## Required action
Leave out each picture. Repeat everything else in the records exactly.
--- Records supplied Enclosed Below ---
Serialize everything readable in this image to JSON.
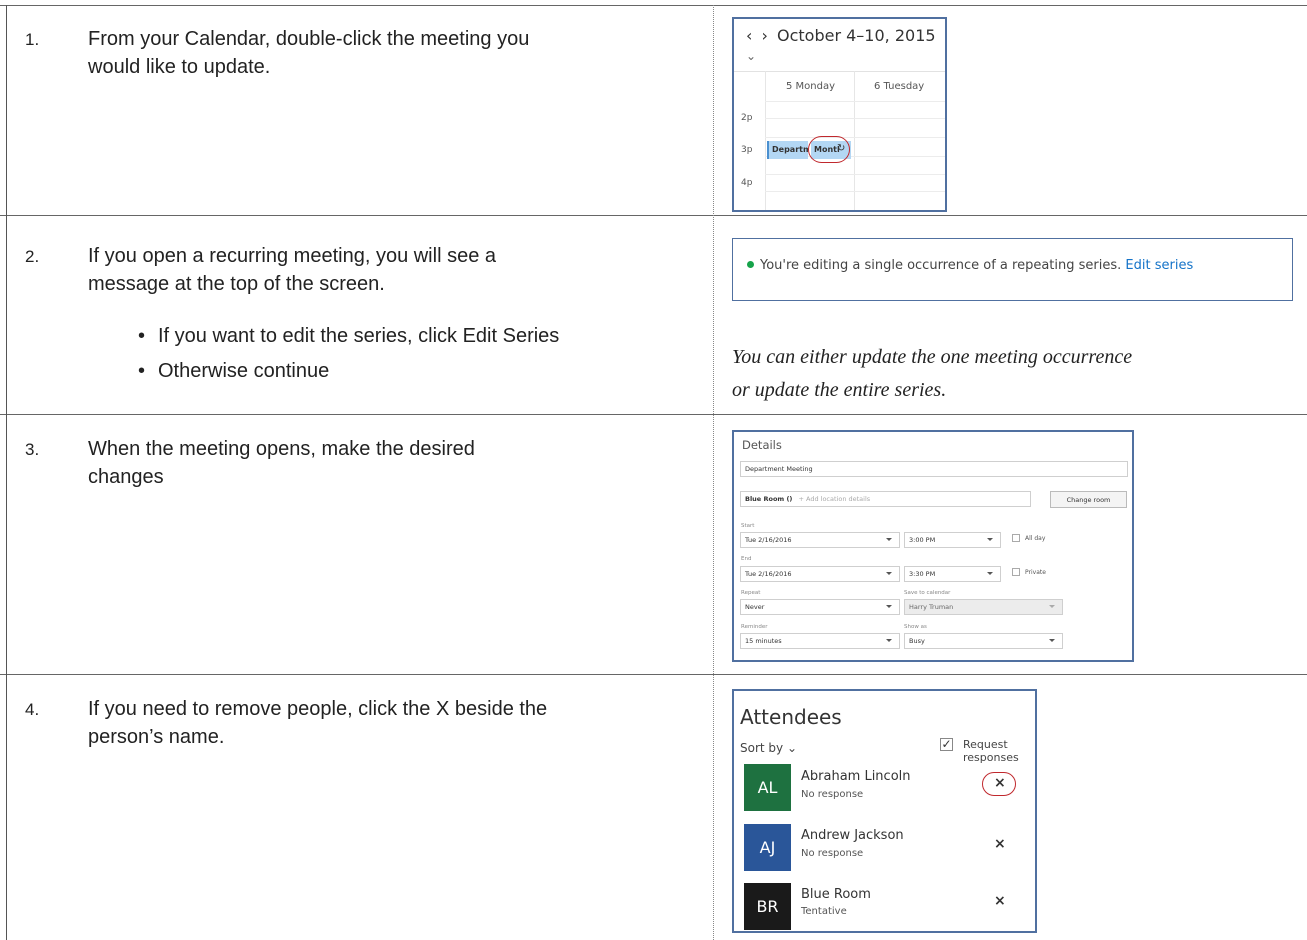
{
  "steps": [
    {
      "num": "1.",
      "lines": [
        "From your Calendar, double-click the meeting you",
        "would like to update."
      ]
    },
    {
      "num": "2.",
      "lines": [
        "If you open a recurring meeting, you will see a",
        "message at the top of the screen."
      ],
      "bullets": [
        "If you want to edit the series, click Edit Series",
        "Otherwise continue"
      ]
    },
    {
      "num": "3.",
      "lines": [
        "When the meeting opens, make the desired",
        "changes"
      ]
    },
    {
      "num": "4.",
      "lines": [
        "If you need to remove people, click the X beside the",
        "person’s name."
      ]
    }
  ],
  "note": [
    "You can either update the one meeting occurrence",
    "or update the entire series."
  ],
  "calendar": {
    "prev": "‹",
    "next": "›",
    "range": "October 4–10, 2015",
    "chevron": "⌄",
    "days": [
      "5 Monday",
      "6 Tuesday"
    ],
    "times": [
      "2p",
      "3p",
      "4p"
    ],
    "events": [
      "Departm",
      "Montl"
    ],
    "recurring_icon": "↻"
  },
  "banner": {
    "message": "You're editing a single occurrence of a repeating series.",
    "link": "Edit series"
  },
  "details": {
    "title": "Details",
    "subject": "Department Meeting",
    "room": "Blue Room ()",
    "location_placeholder": "+ Add location details",
    "change_room": "Change room",
    "start_label": "Start",
    "start_date": "Tue 2/16/2016",
    "start_time": "3:00 PM",
    "all_day": "All day",
    "end_label": "End",
    "end_date": "Tue 2/16/2016",
    "end_time": "3:30 PM",
    "private": "Private",
    "repeat_label": "Repeat",
    "repeat": "Never",
    "save_label": "Save to calendar",
    "save_to": "Harry Truman",
    "reminder_label": "Reminder",
    "reminder": "15 minutes",
    "show_as_label": "Show as",
    "show_as": "Busy"
  },
  "attendees": {
    "title": "Attendees",
    "sort": "Sort by ⌄",
    "checkmark": "✓",
    "request": "Request responses",
    "remove": "×",
    "people": [
      {
        "initials": "AL",
        "name": "Abraham Lincoln",
        "status": "No response",
        "color": "#1e7140"
      },
      {
        "initials": "AJ",
        "name": "Andrew Jackson",
        "status": "No response",
        "color": "#2a5699"
      },
      {
        "initials": "BR",
        "name": "Blue Room",
        "status": "Tentative",
        "color": "#1a1a1a"
      }
    ]
  }
}
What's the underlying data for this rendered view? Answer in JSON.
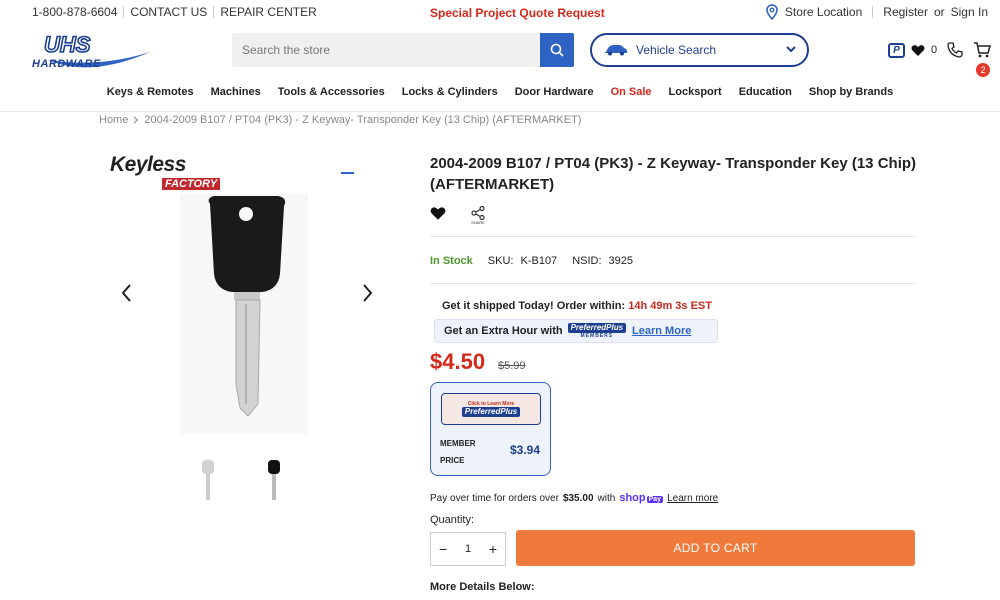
{
  "topbar": {
    "phone": "1-800-878-6604",
    "contact": "CONTACT US",
    "repair": "REPAIR CENTER",
    "promo": "Special Project Quote Request",
    "store_location": "Store Location",
    "register": "Register",
    "or": "or",
    "sign_in": "Sign In"
  },
  "header": {
    "logo_top": "UHS",
    "logo_bottom": "HARDWARE",
    "search_placeholder": "Search the store",
    "vehicle_search": "Vehicle Search",
    "wishlist_count": "0",
    "pp_badge": "P",
    "cart_count": "2"
  },
  "nav": {
    "items": [
      "Keys & Remotes",
      "Machines",
      "Tools & Accessories",
      "Locks & Cylinders",
      "Door Hardware",
      "On Sale",
      "Locksport",
      "Education",
      "Shop by Brands"
    ]
  },
  "breadcrumb": {
    "home": "Home",
    "current": "2004-2009 B107 / PT04 (PK3) - Z Keyway- Transponder Key (13 Chip) (AFTERMARKET)"
  },
  "gallery": {
    "brand_top": "Keyless",
    "brand_bottom": "FACTORY"
  },
  "product": {
    "title": "2004-2009 B107 / PT04 (PK3) - Z Keyway- Transponder Key (13 Chip) (AFTERMARKET)",
    "share": "SHARE",
    "stock": "In Stock",
    "sku_label": "SKU:",
    "sku": "K-B107",
    "nsid_label": "NSID:",
    "nsid": "3925",
    "ship_text": "Get it shipped Today! Order within:",
    "ship_time": "14h 49m 3s EST",
    "extra_text": "Get an Extra Hour with",
    "pp_name": "PreferredPlus",
    "pp_members": "MEMBERS",
    "learn_more": "Learn More",
    "price": "$4.50",
    "was_price": "$5.99",
    "member_click": "Click to Learn More",
    "member_label_1": "MEMBER",
    "member_label_2": "PRICE",
    "member_price": "$3.94",
    "pay_over_1": "Pay over time for orders over",
    "pay_over_amount": "$35.00",
    "pay_over_with": "with",
    "shop": "shop",
    "pay": "Pay",
    "pay_learn": "Learn more",
    "quantity_label": "Quantity:",
    "quantity": "1",
    "add_to_cart": "ADD TO CART",
    "more_details": "More Details Below:"
  }
}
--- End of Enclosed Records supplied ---
## Solution to the exercise
Serialize everything readable in this image to JSON.
{
  "steps": [
    {
      "num": "1.",
      "lines": [
        "From your Calendar, double-click the meeting you",
        "would like to update."
      ]
    },
    {
      "num": "2.",
      "lines": [
        "If you open a recurring meeting, you will see a",
        "message at the top of the screen."
      ],
      "bullets": [
        "If you want to edit the series, click Edit Series",
        "Otherwise continue"
      ]
    },
    {
      "num": "3.",
      "lines": [
        "When the meeting opens, make the desired",
        "changes"
      ]
    },
    {
      "num": "4.",
      "lines": [
        "If you need to remove people, click the X beside the",
        "person’s name."
      ]
    }
  ],
  "note": [
    "You can either update the one meeting occurrence",
    "or update the entire series."
  ],
  "calendar": {
    "prev": "‹",
    "next": "›",
    "range": "October 4–10, 2015",
    "chevron": "⌄",
    "days": [
      "5 Monday",
      "6 Tuesday"
    ],
    "times": [
      "2p",
      "3p",
      "4p"
    ],
    "events": [
      "Departm",
      "Montl"
    ],
    "recurring_icon": "↻"
  },
  "banner": {
    "message": "You're editing a single occurrence of a repeating series.",
    "link": "Edit series"
  },
  "details": {
    "title": "Details",
    "subject": "Department Meeting",
    "room": "Blue Room ()",
    "location_placeholder": "+ Add location details",
    "change_room": "Change room",
    "start_label": "Start",
    "start_date": "Tue 2/16/2016",
    "start_time": "3:00 PM",
    "all_day": "All day",
    "end_label": "End",
    "end_date": "Tue 2/16/2016",
    "end_time": "3:30 PM",
    "private": "Private",
    "repeat_label": "Repeat",
    "repeat": "Never",
    "save_label": "Save to calendar",
    "save_to": "Harry Truman",
    "reminder_label": "Reminder",
    "reminder": "15 minutes",
    "show_as_label": "Show as",
    "show_as": "Busy"
  },
  "attendees": {
    "title": "Attendees",
    "sort": "Sort by ⌄",
    "checkmark": "✓",
    "request": "Request responses",
    "remove": "×",
    "people": [
      {
        "initials": "AL",
        "name": "Abraham Lincoln",
        "status": "No response",
        "color": "#1e7140"
      },
      {
        "initials": "AJ",
        "name": "Andrew Jackson",
        "status": "No response",
        "color": "#2a5699"
      },
      {
        "initials": "BR",
        "name": "Blue Room",
        "status": "Tentative",
        "color": "#1a1a1a"
      }
    ]
  }
}
What's the underlying data for this rendered view? Answer in JSON.
{
  "topbar": {
    "phone": "1-800-878-6604",
    "contact": "CONTACT US",
    "repair": "REPAIR CENTER",
    "promo": "Special Project Quote Request",
    "store_location": "Store Location",
    "register": "Register",
    "or": "or",
    "sign_in": "Sign In"
  },
  "header": {
    "logo_top": "UHS",
    "logo_bottom": "HARDWARE",
    "search_placeholder": "Search the store",
    "vehicle_search": "Vehicle Search",
    "wishlist_count": "0",
    "pp_badge": "P",
    "cart_count": "2"
  },
  "nav": {
    "items": [
      "Keys & Remotes",
      "Machines",
      "Tools & Accessories",
      "Locks & Cylinders",
      "Door Hardware",
      "On Sale",
      "Locksport",
      "Education",
      "Shop by Brands"
    ]
  },
  "breadcrumb": {
    "home": "Home",
    "current": "2004-2009 B107 / PT04 (PK3) - Z Keyway- Transponder Key (13 Chip) (AFTERMARKET)"
  },
  "gallery": {
    "brand_top": "Keyless",
    "brand_bottom": "FACTORY"
  },
  "product": {
    "title": "2004-2009 B107 / PT04 (PK3) - Z Keyway- Transponder Key (13 Chip) (AFTERMARKET)",
    "share": "SHARE",
    "stock": "In Stock",
    "sku_label": "SKU:",
    "sku": "K-B107",
    "nsid_label": "NSID:",
    "nsid": "3925",
    "ship_text": "Get it shipped Today! Order within:",
    "ship_time": "14h 49m 3s EST",
    "extra_text": "Get an Extra Hour with",
    "pp_name": "PreferredPlus",
    "pp_members": "MEMBERS",
    "learn_more": "Learn More",
    "price": "$4.50",
    "was_price": "$5.99",
    "member_click": "Click to Learn More",
    "member_label_1": "MEMBER",
    "member_label_2": "PRICE",
    "member_price": "$3.94",
    "pay_over_1": "Pay over time for orders over",
    "pay_over_amount": "$35.00",
    "pay_over_with": "with",
    "shop": "shop",
    "pay": "Pay",
    "pay_learn": "Learn more",
    "quantity_label": "Quantity:",
    "quantity": "1",
    "add_to_cart": "ADD TO CART",
    "more_details": "More Details Below:"
  }
}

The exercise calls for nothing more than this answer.